• _WORK TASK_
Your answer should consist of the lines in the following data that contain "JSON".

BEGIN DATA TO USE

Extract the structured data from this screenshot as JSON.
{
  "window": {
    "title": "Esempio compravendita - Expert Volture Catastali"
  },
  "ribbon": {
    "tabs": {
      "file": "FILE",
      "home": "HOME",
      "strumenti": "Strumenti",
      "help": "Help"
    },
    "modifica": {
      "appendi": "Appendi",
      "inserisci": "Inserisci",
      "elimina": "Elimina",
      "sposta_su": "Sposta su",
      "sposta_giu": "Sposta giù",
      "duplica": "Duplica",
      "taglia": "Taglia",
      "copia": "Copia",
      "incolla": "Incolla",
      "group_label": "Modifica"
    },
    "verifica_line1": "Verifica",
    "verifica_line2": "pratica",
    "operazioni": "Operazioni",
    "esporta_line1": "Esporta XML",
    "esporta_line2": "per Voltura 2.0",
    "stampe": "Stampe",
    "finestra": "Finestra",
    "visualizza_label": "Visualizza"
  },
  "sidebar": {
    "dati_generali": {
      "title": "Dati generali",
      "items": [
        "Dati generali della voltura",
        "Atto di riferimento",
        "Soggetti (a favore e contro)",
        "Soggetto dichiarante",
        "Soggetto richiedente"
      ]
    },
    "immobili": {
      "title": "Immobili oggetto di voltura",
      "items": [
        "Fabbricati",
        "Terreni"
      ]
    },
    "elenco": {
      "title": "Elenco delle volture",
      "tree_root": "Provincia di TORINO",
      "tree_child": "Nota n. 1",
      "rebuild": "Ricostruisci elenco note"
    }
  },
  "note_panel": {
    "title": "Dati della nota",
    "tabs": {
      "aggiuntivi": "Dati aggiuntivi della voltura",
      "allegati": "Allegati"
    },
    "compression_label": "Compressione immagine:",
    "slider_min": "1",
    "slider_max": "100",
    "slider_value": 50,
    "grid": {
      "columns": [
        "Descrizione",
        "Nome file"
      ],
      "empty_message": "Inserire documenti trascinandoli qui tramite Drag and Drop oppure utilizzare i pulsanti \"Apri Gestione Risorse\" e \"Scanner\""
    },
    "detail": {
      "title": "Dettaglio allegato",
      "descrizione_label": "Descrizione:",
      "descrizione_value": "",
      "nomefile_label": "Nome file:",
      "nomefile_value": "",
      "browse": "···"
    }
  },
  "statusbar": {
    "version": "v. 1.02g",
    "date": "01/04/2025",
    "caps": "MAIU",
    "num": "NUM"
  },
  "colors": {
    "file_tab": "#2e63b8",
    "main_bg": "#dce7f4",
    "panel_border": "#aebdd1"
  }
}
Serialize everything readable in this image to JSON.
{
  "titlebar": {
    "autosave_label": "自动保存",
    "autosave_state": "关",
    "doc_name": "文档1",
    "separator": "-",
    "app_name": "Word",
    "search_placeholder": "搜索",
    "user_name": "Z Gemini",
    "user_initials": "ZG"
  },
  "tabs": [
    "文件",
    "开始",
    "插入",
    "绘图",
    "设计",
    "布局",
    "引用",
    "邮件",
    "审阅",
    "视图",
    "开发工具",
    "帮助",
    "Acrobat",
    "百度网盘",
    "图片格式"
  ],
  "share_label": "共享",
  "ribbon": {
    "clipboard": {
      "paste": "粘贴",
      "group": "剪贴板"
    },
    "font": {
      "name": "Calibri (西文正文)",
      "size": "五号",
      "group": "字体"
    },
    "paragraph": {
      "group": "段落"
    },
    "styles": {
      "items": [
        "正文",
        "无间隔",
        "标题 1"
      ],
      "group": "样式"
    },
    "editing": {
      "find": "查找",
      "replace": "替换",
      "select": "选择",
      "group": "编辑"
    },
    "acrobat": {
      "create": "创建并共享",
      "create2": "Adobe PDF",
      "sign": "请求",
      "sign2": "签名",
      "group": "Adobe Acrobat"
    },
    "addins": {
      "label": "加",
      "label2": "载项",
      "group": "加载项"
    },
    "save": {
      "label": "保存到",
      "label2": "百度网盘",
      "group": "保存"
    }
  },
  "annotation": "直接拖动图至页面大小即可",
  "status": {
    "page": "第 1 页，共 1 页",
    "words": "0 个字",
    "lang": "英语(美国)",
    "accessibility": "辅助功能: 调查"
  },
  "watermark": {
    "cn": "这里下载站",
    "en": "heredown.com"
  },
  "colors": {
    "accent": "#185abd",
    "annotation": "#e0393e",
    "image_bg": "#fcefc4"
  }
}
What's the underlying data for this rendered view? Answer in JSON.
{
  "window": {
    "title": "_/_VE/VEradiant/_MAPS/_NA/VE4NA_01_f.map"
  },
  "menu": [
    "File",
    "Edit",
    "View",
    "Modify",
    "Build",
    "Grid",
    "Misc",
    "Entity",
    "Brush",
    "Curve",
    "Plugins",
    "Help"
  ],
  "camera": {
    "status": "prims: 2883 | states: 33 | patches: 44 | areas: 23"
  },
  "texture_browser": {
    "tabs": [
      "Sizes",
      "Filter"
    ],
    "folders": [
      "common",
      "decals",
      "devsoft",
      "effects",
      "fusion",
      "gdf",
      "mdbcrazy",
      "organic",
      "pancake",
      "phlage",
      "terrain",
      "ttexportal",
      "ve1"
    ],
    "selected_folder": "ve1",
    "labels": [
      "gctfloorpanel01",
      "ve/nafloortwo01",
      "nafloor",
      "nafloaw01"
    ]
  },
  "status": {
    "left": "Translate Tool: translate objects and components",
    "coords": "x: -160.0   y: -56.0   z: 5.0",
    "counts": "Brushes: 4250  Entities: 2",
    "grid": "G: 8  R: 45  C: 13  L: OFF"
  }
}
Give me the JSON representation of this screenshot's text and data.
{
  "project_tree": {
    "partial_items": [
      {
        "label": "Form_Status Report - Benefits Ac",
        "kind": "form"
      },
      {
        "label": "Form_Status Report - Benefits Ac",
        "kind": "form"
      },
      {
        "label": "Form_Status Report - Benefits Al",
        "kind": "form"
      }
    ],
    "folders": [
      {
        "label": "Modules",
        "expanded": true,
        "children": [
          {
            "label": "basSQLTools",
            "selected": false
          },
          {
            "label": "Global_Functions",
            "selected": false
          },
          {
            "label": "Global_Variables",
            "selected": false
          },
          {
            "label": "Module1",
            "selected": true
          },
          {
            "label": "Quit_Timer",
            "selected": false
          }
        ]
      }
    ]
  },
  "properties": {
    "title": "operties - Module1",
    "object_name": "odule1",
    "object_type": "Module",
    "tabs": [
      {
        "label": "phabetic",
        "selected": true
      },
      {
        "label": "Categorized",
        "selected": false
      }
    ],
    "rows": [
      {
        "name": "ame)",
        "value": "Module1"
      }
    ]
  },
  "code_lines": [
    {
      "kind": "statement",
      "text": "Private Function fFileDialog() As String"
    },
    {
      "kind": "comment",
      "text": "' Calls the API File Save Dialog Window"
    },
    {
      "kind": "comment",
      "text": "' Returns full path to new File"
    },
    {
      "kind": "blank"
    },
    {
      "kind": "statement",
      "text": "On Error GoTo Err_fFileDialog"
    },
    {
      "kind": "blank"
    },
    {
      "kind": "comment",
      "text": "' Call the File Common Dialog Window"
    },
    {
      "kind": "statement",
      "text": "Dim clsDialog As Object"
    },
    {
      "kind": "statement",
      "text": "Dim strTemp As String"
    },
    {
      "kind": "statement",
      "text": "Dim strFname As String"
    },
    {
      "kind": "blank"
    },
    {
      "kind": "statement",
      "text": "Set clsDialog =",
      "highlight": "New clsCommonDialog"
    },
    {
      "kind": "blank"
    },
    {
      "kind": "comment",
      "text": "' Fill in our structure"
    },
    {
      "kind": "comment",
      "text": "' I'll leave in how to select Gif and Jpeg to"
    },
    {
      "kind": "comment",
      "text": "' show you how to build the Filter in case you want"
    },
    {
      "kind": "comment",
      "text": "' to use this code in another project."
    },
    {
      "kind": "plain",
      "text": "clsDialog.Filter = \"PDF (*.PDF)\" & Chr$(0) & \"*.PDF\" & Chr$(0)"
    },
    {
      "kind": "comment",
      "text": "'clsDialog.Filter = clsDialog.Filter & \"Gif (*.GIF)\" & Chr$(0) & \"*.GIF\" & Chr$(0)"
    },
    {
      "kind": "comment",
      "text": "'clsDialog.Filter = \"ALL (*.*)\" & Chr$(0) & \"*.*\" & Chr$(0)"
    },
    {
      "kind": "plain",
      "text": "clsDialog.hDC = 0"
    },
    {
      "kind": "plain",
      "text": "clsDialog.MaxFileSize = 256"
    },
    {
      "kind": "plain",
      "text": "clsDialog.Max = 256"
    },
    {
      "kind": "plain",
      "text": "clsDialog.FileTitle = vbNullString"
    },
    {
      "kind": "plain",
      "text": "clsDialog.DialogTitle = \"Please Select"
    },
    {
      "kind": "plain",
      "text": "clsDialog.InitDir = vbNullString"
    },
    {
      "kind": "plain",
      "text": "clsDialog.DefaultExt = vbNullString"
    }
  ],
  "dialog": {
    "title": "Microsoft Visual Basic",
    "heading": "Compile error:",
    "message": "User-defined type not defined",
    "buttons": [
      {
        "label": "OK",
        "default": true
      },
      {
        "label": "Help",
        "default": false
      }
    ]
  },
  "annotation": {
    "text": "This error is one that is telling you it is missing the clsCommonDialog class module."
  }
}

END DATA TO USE

• _ANSWER TO THIS PROBLEM_
Extract the structured data from this screenshot as JSON.
Serialize everything readable in this image to JSON.
What's the underlying data for this rendered view? Answer in JSON.
Give me the JSON representation of this screenshot's text and data.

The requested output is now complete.